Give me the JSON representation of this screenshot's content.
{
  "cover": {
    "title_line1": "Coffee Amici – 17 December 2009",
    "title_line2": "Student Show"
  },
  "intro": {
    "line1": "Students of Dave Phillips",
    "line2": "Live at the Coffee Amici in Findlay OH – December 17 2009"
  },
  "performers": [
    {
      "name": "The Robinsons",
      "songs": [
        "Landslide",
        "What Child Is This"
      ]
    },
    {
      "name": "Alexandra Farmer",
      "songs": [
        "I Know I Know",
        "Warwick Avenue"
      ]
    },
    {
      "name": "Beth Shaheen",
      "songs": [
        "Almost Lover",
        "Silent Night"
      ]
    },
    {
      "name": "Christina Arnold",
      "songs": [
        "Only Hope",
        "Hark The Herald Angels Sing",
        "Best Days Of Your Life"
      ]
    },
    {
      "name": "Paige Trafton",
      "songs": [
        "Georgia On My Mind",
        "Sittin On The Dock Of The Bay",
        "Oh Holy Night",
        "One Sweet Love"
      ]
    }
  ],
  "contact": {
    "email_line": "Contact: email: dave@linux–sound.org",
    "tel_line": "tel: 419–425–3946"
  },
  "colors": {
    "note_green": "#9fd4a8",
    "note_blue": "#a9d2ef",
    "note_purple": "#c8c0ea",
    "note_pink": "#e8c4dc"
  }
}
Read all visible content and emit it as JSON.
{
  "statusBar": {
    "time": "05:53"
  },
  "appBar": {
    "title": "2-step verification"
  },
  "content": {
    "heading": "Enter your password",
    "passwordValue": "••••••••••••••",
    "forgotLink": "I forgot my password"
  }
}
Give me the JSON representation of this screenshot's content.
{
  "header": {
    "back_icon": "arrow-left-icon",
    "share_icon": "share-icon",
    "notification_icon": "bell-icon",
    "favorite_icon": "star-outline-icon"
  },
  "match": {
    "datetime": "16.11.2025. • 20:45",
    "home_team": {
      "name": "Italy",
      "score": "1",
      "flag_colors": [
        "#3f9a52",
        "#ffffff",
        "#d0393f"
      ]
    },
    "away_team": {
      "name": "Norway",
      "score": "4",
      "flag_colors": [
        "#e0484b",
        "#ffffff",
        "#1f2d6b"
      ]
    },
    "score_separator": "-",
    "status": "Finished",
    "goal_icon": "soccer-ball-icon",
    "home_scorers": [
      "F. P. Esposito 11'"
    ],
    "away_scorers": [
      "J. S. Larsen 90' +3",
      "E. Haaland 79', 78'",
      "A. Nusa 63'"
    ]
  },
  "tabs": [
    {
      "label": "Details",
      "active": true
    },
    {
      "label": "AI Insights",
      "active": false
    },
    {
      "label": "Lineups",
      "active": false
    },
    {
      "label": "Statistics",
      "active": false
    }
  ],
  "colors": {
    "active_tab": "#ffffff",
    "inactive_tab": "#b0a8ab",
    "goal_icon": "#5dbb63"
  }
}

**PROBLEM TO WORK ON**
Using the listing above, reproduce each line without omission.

**RESULT FOR THIS EXERCISE**
Give me the JSON representation of this screenshot's content.
{
  "cover": {
    "title_line1": "Coffee Amici – 17 December 2009",
    "title_line2": "Student Show"
  },
  "intro": {
    "line1": "Students of Dave Phillips",
    "line2": "Live at the Coffee Amici in Findlay OH – December 17 2009"
  },
  "performers": [
    {
      "name": "The Robinsons",
      "songs": [
        "Landslide",
        "What Child Is This"
      ]
    },
    {
      "name": "Alexandra Farmer",
      "songs": [
        "I Know I Know",
        "Warwick Avenue"
      ]
    },
    {
      "name": "Beth Shaheen",
      "songs": [
        "Almost Lover",
        "Silent Night"
      ]
    },
    {
      "name": "Christina Arnold",
      "songs": [
        "Only Hope",
        "Hark The Herald Angels Sing",
        "Best Days Of Your Life"
      ]
    },
    {
      "name": "Paige Trafton",
      "songs": [
        "Georgia On My Mind",
        "Sittin On The Dock Of The Bay",
        "Oh Holy Night",
        "One Sweet Love"
      ]
    }
  ],
  "contact": {
    "email_line": "Contact: email: dave@linux–sound.org",
    "tel_line": "tel: 419–425–3946"
  },
  "colors": {
    "note_green": "#9fd4a8",
    "note_blue": "#a9d2ef",
    "note_purple": "#c8c0ea",
    "note_pink": "#e8c4dc"
  }
}
Read all visible content and emit it as JSON.
{
  "statusBar": {
    "time": "05:53"
  },
  "appBar": {
    "title": "2-step verification"
  },
  "content": {
    "heading": "Enter your password",
    "passwordValue": "••••••••••••••",
    "forgotLink": "I forgot my password"
  }
}
Give me the JSON representation of this screenshot's content.
{
  "header": {
    "back_icon": "arrow-left-icon",
    "share_icon": "share-icon",
    "notification_icon": "bell-icon",
    "favorite_icon": "star-outline-icon"
  },
  "match": {
    "datetime": "16.11.2025. • 20:45",
    "home_team": {
      "name": "Italy",
      "score": "1",
      "flag_colors": [
        "#3f9a52",
        "#ffffff",
        "#d0393f"
      ]
    },
    "away_team": {
      "name": "Norway",
      "score": "4",
      "flag_colors": [
        "#e0484b",
        "#ffffff",
        "#1f2d6b"
      ]
    },
    "score_separator": "-",
    "status": "Finished",
    "goal_icon": "soccer-ball-icon",
    "home_scorers": [
      "F. P. Esposito 11'"
    ],
    "away_scorers": [
      "J. S. Larsen 90' +3",
      "E. Haaland 79', 78'",
      "A. Nusa 63'"
    ]
  },
  "tabs": [
    {
      "label": "Details",
      "active": true
    },
    {
      "label": "AI Insights",
      "active": false
    },
    {
      "label": "Lineups",
      "active": false
    },
    {
      "label": "Statistics",
      "active": false
    }
  ],
  "colors": {
    "active_tab": "#ffffff",
    "inactive_tab": "#b0a8ab",
    "goal_icon": "#5dbb63"
  }
}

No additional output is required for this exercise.